Tuesday, February 9, 2016

The Countries With the Highest Taxes in the World

When it comes to the countries with the highest taxes in the world, most people imagine a simple list that can be ordered from highest to lowest. In reality, there are multiple forms of taxation to consider, from the dreaded personal income tax to corporate taxation. As such, while one country may have a surprisingly low income tax, it could still lead the world in terms of corporate taxation. This all makes getting to the bottom of where people pay the highest taxes rarely as simple as it initially may seem. 

Personal Tax Rates

Image courtesy Tax Credits | Flickr
Coming in at number one on the list of countries around the world with the highest personal tax rates is the nation of Aruba. Aruba is an island country governed by the Netherlands that has a hefty tax rate of 58.95 percent on all personal income over $171,149. Although Aruba has the highest income tax rate in the world, its citizens have the lowest average income compared to the other countries with the top 10 highest income taxes. Because the population of Aruba only earns an average of $23,000 annually, wealthier residents are expected to pay more to make up the difference. Offering some financial relief are Aruba's generous tax policies for married couples, who receive a 3 percent tax break. Workers in Aruba can also rest easy knowing that employers cover their Social Security contributions, leaving more of their paychecks in the bank.

Corporate Tax Rates

The United Arab Emirates has the highest corporate tax rate in the world at 55 percent. Out of 163 nations reviewed by the Organization for Economic Cooperation and Development, this figure is much higher than the nation of Chad, which has a corporate tax rate of 40 percent. The United States is another top contender with a corporate tax rate of 39.1 percent. It's worth noting that the United Arab Emirates — which is actually a federation of seven different Emirates — makes up for its high corporate tax rate by not imposing a federal corporate income tax. Instead, most of the emirates impose more forgiving individual tax decrees that vary up to 55 percent. Corporations that produce oil, gas and other natural resources from the area also face harsher tax penalties.

Overall Tax Rates

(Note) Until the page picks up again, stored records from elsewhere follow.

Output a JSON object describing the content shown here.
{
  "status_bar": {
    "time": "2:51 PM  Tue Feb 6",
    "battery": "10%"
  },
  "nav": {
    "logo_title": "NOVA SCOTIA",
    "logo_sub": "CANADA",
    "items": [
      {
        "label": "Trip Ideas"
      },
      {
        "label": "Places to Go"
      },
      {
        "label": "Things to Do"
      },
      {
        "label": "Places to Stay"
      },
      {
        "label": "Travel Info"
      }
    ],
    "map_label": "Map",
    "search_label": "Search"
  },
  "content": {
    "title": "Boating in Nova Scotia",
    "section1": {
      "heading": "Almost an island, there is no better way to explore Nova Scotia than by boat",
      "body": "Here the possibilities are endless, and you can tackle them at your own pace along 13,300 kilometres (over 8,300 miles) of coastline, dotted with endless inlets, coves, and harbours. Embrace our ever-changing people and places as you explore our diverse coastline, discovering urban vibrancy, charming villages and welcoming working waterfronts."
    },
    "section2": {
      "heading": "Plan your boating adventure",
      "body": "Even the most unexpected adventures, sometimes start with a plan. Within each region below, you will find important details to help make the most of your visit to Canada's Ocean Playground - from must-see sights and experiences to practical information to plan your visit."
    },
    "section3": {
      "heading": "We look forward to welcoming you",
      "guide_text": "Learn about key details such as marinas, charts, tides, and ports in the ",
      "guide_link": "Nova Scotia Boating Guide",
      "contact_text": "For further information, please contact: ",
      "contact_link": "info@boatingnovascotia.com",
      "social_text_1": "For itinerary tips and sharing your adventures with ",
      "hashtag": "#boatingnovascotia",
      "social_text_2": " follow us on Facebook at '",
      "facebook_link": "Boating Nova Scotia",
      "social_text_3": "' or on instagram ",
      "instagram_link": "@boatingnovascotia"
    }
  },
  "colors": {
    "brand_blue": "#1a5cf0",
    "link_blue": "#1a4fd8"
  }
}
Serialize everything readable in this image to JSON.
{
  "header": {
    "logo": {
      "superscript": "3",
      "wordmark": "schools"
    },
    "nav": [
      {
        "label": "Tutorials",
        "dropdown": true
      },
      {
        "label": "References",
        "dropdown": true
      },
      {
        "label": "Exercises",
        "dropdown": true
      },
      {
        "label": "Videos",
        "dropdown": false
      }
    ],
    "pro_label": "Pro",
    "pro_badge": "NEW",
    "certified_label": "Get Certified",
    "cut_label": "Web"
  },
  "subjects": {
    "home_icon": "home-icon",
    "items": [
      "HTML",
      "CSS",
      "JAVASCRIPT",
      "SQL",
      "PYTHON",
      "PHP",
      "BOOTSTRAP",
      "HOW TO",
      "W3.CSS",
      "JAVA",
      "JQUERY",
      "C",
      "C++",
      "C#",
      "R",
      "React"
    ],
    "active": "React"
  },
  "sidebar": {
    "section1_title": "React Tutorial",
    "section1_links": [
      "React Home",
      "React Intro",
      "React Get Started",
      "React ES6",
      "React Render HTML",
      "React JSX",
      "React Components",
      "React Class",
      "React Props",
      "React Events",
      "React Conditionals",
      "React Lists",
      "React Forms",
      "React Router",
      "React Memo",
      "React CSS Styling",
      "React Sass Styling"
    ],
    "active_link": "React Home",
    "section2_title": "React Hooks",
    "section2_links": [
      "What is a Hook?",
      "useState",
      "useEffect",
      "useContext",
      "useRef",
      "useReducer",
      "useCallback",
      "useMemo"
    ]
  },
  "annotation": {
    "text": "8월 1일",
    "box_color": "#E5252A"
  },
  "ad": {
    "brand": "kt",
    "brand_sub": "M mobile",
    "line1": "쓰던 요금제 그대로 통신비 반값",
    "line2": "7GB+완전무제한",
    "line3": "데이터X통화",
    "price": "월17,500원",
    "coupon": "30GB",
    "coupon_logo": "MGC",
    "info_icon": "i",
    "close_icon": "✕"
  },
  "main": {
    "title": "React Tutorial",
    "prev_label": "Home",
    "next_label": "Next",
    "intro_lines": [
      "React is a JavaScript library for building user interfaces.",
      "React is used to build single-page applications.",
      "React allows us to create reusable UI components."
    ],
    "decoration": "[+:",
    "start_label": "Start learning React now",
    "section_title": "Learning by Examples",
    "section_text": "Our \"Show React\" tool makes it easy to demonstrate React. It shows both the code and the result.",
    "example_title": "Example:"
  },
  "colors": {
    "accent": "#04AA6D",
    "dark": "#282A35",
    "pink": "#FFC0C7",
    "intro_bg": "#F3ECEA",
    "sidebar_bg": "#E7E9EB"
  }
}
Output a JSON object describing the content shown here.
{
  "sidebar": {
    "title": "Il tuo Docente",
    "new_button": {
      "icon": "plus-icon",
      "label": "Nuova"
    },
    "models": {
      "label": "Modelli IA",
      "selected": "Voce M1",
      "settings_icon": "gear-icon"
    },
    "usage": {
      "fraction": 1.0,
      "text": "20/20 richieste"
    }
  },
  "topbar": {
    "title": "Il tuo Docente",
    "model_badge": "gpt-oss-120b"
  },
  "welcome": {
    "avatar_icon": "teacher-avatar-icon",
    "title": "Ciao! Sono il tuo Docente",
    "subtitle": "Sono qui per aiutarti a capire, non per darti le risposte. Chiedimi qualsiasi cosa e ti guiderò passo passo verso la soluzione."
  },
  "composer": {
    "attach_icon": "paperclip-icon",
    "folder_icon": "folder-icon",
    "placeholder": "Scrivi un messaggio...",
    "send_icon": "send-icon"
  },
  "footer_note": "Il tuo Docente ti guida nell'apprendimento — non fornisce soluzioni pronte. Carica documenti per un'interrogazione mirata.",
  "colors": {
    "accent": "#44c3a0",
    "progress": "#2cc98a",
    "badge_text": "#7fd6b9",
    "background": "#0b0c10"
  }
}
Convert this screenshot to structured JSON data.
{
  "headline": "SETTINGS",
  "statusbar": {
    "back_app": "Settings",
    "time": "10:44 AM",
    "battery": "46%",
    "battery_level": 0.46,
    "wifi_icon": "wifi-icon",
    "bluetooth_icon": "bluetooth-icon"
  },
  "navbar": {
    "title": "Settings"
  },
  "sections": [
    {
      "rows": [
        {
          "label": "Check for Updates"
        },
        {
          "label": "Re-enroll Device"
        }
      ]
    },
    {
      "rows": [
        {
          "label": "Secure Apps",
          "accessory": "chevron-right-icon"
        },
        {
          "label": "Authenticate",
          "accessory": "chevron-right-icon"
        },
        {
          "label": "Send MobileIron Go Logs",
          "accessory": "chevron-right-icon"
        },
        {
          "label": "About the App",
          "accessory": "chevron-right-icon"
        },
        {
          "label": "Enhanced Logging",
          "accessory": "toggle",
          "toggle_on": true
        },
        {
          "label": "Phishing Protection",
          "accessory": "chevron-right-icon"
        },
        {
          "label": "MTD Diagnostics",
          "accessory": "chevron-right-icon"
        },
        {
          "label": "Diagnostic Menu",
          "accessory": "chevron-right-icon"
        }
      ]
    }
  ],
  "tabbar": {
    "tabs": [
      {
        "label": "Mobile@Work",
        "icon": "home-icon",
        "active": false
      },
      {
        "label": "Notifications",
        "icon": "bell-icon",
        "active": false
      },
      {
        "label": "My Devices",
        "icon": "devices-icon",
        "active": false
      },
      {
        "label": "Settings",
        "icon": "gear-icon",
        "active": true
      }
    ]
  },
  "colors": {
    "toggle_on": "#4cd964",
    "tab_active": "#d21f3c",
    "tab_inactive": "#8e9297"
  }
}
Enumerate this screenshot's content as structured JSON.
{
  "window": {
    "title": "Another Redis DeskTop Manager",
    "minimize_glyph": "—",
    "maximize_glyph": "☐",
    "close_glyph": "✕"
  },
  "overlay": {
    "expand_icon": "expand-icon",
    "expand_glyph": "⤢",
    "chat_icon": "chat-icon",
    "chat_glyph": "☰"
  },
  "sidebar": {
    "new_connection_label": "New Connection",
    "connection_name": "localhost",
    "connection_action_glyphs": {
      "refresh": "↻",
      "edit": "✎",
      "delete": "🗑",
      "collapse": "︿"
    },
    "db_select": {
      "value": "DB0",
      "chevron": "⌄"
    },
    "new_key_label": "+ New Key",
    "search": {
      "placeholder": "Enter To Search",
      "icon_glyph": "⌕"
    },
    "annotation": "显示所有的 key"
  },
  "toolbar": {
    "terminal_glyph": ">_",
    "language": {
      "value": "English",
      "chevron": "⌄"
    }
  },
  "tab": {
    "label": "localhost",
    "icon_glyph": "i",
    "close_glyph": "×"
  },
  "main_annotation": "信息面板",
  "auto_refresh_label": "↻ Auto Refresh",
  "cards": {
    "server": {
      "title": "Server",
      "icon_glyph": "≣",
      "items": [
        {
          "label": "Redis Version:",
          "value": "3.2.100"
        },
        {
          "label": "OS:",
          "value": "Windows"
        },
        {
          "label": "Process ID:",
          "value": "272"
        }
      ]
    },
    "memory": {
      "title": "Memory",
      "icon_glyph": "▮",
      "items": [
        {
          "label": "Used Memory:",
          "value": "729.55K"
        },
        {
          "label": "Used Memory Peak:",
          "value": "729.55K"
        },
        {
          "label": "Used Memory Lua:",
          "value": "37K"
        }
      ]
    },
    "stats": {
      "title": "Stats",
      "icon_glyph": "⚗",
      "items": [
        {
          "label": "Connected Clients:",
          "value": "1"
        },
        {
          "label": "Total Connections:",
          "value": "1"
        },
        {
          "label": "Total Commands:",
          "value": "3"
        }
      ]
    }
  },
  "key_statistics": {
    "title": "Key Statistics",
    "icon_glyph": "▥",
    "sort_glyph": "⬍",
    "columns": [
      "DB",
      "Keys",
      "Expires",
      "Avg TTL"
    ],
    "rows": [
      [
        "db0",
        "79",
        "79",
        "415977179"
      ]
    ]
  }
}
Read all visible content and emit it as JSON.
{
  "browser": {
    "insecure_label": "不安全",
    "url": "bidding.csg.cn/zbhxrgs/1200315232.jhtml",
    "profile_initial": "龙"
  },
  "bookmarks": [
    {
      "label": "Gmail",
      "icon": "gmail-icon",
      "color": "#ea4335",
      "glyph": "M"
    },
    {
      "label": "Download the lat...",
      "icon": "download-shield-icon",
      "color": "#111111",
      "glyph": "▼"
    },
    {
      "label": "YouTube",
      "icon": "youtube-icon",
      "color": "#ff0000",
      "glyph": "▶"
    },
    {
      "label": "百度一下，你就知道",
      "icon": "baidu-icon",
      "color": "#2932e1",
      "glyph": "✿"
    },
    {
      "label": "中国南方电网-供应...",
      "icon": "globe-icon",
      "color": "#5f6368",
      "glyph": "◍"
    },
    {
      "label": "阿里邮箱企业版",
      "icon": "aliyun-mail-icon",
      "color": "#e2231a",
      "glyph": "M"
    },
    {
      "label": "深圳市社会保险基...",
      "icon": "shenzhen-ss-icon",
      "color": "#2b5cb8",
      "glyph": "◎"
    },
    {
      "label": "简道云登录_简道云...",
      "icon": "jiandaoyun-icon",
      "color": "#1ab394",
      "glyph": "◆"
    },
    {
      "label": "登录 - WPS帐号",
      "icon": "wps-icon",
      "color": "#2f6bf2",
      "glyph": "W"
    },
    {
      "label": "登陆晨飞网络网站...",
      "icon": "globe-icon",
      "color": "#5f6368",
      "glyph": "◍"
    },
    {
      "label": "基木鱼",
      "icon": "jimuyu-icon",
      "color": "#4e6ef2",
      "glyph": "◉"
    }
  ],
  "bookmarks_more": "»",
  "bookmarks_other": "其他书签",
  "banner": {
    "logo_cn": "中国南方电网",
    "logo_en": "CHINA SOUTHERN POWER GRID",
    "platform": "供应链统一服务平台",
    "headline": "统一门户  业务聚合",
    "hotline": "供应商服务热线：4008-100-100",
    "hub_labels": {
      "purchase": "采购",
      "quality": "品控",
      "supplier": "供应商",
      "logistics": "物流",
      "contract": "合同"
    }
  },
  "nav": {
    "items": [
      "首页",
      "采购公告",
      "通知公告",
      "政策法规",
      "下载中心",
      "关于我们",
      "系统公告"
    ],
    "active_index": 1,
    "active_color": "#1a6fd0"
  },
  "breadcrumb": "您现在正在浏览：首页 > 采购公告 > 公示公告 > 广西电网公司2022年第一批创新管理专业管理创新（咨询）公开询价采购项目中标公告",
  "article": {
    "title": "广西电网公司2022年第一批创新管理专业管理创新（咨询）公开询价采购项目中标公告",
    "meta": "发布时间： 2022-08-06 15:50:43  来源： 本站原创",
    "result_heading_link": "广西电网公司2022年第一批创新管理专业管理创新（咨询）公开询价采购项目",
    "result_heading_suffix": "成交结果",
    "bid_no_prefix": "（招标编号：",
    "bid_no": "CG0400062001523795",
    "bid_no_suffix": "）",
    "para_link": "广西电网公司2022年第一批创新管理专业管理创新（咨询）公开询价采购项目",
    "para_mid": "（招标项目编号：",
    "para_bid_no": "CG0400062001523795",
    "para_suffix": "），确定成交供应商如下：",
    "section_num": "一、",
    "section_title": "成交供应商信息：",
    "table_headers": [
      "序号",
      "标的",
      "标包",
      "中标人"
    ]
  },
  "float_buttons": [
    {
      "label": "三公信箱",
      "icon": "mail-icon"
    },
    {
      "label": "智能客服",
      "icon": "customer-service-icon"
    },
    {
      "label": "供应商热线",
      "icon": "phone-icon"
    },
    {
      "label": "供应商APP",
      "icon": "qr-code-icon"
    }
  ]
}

When it comes to the highest overall tax rates, Italy ranks at the top with a rate of 50.59 percent. While Italian workers are expected to give the government more than half of their paychecks, this high rate applies after Social Security contributions have been paid. Italian tax rates are even higher than they seem at first glance when you consider how little an Italian citizen has to earn in order to qualify for the highest tax rate. Italy's highest tax rates kick in at $125,000, while the United Kingdom's top rate of 45 percent begins at an income level of approximately $250,000. European countries tend to have higher overall tax rates than others around the world, but these rates vary. Each country has its own set of rules governing Social Security contributions, payroll taxes, and other financial exemptions the country's residents may be entitled to.

Tax Rates in the United States

While the United States doesn't make the top of any list for the highest tax rates, it ranks highly in each of the prior categories. United States workers in the highest tax bracket take home only 60.56 percent of their earnings, according to New York State Tax. Compared to Aruba, the highest American income tax rate is 39.6 percent. The second highest income tax bracket in the United States is still 35 percent. The United States falls behind Italy, India, the United Kingdom, France, Canada, Japan, and Australia for income tax rates. While the United States ranks third in terms of corporate tax rates — at 39.1 percent — the country is also a world leader in corporate tax deductions. These deductions mean that corporations generally pay less to operate their businesses in the United States than they do in most European nations. United States tax law is also unique in that state taxes play such a large role in what each corporation pays. Some states have corporate tax rates that are generous enough to make up for higher federal tax rates, giving businesses more incentive to keep their operations in the country. Tax laws between states can vary as widely as tax laws between countries. Comparing tax rates around the world requires a broad approach that keeps in mind how different various forms of taxation can be. From income brackets to state policy, the amount individuals and corporations actually pay in each country isn't always the figure seen on paper. Understanding the way these dynamics work with each other goes a long way towards understanding the truth about which nations really have the highest taxes in the world.

No comments:

Post a Comment